- n. The study of the structure of metals and alloys, especially by optical and electron microscopy and x-ray diffraction.
from Wiktionary, Creative Commons Attribution/Share-Alike License
- n. The study of the structure of metals and their alloys, by any of a variety of techniques
from the GNU version of the Collaborative International Dictionary of English
- n. The science or art of metals and metal working; also, a treatise on metals.
- n. A method of transferring impressions of the grain of wood to metallic surfaces by chemical action.
- n. A substitute for lithography, in which metallic plates are used instead of stone.
from The Century Dictionary and Cyclopedia
- n. An account of metals, or a treatise on metallic substances; the science of metals.
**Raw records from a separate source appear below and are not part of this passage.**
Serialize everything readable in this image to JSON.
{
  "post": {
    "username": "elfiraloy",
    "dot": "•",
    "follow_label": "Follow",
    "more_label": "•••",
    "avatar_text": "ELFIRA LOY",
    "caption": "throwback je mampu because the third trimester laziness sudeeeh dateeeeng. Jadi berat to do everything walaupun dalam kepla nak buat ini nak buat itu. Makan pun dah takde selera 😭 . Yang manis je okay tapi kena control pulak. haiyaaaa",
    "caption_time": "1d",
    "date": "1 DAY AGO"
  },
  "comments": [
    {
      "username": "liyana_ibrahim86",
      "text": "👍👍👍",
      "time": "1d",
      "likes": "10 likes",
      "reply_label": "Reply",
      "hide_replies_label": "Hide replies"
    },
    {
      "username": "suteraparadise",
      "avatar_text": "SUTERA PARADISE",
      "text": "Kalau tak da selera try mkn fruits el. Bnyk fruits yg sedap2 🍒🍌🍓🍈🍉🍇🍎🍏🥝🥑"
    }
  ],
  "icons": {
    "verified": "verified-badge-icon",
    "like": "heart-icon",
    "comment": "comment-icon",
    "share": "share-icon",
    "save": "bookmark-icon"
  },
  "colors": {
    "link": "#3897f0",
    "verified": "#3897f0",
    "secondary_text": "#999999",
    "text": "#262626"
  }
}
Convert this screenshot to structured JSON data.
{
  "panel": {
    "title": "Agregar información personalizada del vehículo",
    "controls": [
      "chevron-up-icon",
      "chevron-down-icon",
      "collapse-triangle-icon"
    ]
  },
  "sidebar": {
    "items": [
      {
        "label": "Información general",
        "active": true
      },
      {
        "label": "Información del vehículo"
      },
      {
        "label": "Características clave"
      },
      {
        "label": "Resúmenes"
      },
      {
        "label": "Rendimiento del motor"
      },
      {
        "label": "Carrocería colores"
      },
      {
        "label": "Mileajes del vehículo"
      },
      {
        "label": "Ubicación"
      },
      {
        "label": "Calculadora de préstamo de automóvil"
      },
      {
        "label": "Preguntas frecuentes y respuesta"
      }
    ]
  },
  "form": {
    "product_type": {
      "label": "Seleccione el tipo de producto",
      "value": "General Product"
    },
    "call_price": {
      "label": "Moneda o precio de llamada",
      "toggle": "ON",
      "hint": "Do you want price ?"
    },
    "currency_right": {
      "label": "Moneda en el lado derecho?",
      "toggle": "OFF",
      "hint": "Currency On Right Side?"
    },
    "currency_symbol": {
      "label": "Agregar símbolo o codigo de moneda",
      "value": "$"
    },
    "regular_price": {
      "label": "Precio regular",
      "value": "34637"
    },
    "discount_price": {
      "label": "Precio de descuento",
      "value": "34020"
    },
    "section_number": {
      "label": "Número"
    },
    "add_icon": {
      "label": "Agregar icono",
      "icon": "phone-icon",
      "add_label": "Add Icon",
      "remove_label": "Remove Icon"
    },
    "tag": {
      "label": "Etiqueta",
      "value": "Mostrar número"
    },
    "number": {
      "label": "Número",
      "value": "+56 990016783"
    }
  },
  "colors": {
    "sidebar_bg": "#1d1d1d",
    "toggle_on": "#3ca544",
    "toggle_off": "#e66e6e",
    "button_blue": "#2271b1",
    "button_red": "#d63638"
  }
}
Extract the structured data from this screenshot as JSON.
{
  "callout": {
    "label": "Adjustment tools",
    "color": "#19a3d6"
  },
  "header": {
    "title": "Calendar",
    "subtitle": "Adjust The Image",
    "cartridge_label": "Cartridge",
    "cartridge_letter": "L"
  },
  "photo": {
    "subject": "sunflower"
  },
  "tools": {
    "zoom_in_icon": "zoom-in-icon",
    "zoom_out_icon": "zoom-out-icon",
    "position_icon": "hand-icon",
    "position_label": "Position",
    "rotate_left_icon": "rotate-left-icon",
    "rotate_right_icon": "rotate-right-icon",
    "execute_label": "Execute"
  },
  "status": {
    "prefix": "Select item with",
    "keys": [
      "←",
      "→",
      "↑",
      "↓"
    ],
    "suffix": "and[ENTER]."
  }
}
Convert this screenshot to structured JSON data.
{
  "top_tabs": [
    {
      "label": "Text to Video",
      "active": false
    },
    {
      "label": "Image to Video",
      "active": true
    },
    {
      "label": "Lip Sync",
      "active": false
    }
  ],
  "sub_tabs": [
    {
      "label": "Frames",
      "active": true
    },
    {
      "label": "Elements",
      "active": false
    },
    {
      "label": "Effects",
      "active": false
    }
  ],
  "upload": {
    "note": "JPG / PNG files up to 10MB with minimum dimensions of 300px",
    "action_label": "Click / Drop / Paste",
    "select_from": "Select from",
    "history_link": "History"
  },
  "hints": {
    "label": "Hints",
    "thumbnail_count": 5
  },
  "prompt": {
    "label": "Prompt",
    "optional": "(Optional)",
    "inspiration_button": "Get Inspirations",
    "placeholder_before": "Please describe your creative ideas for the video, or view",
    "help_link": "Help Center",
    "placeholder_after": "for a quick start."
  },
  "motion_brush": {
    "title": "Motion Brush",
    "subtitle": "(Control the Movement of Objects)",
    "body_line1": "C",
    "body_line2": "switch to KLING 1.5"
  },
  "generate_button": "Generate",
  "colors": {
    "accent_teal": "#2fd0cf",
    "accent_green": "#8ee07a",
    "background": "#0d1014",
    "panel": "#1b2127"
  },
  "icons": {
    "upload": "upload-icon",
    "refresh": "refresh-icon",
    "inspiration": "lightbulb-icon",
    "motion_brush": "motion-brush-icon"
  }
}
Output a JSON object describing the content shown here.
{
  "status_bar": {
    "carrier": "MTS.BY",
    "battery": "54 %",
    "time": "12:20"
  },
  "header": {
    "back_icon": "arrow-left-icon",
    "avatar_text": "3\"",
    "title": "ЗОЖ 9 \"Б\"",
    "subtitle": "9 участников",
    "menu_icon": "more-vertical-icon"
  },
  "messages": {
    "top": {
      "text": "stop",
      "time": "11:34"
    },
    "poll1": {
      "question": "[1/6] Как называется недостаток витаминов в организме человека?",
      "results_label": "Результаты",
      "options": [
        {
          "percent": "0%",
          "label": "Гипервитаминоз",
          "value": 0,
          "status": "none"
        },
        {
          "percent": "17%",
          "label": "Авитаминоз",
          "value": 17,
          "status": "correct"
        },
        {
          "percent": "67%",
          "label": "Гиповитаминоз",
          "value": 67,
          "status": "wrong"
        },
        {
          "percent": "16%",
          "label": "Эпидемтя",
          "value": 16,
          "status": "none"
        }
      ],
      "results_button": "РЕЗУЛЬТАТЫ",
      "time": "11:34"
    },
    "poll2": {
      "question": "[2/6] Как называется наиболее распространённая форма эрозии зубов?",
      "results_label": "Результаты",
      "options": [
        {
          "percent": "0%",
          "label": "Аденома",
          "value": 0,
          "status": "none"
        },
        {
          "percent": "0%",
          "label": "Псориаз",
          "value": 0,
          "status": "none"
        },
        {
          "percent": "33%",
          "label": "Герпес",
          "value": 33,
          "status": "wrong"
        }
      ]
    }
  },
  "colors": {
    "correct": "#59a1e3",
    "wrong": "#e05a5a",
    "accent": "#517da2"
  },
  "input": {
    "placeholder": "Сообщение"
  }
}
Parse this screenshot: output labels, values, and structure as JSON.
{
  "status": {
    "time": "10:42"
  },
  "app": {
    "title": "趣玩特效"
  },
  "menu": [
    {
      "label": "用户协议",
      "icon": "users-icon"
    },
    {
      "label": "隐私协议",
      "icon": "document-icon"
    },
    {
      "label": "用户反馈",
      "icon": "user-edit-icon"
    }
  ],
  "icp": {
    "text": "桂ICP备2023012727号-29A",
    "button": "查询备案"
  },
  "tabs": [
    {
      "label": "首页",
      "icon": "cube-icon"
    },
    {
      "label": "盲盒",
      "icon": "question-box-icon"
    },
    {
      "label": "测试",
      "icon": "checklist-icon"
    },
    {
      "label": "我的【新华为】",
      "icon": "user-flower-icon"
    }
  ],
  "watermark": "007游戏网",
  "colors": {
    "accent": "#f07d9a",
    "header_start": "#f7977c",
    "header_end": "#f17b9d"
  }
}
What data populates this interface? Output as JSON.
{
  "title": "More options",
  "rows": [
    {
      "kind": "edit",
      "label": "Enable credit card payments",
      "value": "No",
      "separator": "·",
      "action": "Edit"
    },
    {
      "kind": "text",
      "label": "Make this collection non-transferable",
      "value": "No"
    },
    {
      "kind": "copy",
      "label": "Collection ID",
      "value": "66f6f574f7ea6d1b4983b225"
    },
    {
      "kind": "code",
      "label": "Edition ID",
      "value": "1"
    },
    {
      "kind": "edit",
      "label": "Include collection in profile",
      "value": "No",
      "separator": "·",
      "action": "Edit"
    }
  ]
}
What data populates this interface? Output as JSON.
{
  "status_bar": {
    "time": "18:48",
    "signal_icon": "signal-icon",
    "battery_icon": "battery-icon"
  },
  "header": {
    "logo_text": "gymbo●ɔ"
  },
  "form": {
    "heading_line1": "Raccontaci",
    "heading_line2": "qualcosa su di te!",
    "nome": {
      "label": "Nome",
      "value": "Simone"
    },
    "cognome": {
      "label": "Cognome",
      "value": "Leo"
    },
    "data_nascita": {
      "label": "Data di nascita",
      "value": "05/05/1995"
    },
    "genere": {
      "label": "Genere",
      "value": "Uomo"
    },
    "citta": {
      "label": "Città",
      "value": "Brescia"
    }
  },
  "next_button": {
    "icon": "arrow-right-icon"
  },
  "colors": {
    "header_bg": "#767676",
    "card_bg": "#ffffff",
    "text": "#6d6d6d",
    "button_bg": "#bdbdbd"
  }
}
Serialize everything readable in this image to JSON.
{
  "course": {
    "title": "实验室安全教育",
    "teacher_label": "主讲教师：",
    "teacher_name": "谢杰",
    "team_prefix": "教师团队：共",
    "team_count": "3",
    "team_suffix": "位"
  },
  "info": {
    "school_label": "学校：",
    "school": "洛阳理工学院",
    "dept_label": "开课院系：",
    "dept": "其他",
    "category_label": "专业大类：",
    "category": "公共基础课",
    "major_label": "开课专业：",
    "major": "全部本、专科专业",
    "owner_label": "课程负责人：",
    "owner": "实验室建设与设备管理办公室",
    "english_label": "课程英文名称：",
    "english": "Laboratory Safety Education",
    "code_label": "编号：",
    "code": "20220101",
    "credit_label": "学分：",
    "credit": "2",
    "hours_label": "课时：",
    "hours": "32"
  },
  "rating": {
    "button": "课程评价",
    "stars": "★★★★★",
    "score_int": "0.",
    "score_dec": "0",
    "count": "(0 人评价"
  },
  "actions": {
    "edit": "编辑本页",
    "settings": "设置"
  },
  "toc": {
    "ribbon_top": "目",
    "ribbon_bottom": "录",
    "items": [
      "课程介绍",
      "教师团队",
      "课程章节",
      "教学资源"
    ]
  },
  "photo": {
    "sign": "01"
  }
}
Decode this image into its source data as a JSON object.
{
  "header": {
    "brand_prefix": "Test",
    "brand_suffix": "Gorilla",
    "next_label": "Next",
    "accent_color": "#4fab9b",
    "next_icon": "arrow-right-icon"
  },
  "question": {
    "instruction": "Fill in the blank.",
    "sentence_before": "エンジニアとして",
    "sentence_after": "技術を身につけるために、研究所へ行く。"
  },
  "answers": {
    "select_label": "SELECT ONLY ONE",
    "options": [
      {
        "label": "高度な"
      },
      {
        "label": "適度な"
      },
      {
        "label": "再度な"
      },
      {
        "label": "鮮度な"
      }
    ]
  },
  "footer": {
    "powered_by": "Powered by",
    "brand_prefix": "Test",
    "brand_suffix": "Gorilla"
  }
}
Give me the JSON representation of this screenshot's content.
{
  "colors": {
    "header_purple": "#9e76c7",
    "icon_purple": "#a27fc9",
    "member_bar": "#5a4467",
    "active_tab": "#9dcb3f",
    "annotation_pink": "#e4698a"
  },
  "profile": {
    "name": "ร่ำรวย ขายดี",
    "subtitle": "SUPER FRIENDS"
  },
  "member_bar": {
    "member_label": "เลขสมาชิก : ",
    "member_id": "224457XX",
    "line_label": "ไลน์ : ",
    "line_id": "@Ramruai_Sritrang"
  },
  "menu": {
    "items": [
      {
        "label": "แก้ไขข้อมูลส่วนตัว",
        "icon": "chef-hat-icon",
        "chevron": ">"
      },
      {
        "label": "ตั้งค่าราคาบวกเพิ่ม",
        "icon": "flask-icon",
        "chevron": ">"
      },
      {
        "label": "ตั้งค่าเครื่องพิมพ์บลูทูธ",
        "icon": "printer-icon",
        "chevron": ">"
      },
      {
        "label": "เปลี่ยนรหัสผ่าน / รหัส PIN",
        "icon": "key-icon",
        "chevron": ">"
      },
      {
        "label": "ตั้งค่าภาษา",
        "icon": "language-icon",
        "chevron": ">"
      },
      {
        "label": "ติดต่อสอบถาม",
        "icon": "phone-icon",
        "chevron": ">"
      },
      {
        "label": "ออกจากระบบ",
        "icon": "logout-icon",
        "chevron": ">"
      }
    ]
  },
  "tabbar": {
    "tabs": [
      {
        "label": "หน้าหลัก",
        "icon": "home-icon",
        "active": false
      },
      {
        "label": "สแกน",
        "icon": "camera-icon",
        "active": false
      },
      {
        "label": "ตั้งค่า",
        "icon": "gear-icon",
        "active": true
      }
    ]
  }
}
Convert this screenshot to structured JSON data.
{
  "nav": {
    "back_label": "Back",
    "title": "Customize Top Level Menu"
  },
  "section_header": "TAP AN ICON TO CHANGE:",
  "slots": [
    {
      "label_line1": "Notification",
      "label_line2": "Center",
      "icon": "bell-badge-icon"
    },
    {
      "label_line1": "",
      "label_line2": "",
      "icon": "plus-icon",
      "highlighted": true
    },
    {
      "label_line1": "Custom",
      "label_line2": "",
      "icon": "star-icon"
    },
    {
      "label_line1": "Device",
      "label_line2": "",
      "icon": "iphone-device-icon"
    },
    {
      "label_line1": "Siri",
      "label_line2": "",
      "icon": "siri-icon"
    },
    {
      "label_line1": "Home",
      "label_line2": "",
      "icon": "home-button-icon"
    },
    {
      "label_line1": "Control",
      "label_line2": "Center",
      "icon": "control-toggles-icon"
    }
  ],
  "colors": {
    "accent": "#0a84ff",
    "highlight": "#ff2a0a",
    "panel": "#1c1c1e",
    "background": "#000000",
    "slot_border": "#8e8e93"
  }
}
- n. A process of decorating metals.
- n. A method of engraving, allied to lithography, in which metallic plates are substituted for stones.
Advantage has been taken of a reprinting to revise, extensively, the portions of the book relating to the modern science of metallography.
The science of metallography has been developed in the past 25 years, and aided by precise methods of measuring temperature, has done much to systematize the information which we possess on metallic alloys, and steel in particular.
If you don't already know, metallography is a type of scientific microimaging that involves mirror-polishing metal surfaces and then etching them with various reagents to reveal their microstructures, which are often of breathtaking beauty.
So I woke up this morning all pumped up to blog about metallography.
Which fact also surprises me, by the way, because the equipment and techniques of metallography are very accessible to amateurs, especially relative to other modern methods of materials analysis.
This can be understood if one is aware that in an earlier draft of the WTC 7 report the NIST made the stark admission that "No metallography could be carried out because no steel was recovered from WTC 7.
Wordnik is becoming a not-for-profit! Read our announcement here.